(Excerpts from an interface dataset)
━━━━━━━━━━━━━━━━
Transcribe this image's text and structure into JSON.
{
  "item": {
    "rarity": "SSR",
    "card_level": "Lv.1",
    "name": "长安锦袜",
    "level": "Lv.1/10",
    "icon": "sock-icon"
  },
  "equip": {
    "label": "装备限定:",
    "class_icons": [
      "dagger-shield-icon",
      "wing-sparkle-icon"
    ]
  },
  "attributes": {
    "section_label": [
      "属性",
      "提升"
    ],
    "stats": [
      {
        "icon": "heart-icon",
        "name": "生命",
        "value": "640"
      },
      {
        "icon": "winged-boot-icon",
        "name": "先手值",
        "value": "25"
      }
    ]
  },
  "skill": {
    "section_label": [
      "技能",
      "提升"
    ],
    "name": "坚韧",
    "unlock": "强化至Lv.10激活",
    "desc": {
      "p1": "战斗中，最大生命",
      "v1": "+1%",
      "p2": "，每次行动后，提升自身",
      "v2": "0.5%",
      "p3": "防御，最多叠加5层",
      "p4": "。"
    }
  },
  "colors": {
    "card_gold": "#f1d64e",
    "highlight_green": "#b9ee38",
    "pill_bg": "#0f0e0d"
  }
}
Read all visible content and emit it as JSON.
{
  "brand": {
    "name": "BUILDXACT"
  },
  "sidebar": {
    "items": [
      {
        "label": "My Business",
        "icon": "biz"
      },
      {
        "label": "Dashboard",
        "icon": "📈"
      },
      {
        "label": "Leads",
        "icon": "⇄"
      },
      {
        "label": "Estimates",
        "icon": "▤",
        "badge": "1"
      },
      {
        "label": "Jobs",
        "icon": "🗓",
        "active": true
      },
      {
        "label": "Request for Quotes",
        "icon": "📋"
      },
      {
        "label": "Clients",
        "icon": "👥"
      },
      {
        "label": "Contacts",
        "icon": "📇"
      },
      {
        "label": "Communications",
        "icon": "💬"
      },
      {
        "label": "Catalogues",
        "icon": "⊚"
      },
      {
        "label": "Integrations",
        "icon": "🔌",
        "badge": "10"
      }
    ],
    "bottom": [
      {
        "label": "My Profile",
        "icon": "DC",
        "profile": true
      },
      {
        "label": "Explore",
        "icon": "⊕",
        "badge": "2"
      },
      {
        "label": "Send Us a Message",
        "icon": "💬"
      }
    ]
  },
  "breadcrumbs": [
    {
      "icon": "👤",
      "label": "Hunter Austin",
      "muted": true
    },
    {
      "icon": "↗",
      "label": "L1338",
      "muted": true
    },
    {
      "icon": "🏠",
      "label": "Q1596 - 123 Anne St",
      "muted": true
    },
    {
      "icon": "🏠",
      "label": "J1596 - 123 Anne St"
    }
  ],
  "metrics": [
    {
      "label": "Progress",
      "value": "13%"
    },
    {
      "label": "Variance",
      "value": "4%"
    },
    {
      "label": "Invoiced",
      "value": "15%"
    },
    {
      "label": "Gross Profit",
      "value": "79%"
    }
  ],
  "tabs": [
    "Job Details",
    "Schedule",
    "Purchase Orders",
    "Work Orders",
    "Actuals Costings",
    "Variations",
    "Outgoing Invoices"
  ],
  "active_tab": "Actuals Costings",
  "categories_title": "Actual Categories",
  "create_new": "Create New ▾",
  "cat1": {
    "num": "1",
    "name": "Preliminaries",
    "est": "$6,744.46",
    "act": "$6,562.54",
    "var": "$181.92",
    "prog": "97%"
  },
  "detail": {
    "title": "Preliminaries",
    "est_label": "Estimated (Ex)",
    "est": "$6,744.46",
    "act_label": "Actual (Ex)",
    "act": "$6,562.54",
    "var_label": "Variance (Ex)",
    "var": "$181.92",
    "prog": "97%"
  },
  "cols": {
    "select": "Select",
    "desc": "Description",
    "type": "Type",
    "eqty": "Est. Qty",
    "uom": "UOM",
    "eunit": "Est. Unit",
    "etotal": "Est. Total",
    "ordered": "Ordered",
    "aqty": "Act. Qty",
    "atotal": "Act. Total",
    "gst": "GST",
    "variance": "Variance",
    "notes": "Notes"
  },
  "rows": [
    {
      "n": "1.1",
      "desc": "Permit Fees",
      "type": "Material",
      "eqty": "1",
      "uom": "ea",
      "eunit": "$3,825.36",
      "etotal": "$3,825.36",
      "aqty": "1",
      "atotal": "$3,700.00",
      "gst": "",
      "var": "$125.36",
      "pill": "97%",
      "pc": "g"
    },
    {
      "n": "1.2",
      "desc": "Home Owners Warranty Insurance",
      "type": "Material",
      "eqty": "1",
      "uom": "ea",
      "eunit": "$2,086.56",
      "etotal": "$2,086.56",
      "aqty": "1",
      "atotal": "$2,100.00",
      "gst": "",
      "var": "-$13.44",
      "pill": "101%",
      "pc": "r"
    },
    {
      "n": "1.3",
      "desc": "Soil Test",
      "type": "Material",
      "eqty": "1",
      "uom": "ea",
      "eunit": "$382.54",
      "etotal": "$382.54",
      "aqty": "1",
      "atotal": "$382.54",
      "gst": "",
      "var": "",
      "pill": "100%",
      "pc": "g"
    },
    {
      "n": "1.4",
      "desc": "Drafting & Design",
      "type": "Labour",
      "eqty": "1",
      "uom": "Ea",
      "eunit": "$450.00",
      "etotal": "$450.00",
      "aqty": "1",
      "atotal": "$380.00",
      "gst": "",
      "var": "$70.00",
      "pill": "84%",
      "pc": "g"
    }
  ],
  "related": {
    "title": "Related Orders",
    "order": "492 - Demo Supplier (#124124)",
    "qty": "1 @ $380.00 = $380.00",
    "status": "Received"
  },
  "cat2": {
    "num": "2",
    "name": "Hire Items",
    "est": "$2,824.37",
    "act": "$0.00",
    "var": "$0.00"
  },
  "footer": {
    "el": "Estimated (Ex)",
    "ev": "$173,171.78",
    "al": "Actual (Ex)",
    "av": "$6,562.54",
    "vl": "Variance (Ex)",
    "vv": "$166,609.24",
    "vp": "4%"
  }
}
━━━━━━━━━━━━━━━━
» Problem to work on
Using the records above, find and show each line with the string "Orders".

» Response box
    "Purchase Orders",
    "Work Orders",
    "title": "Related Orders",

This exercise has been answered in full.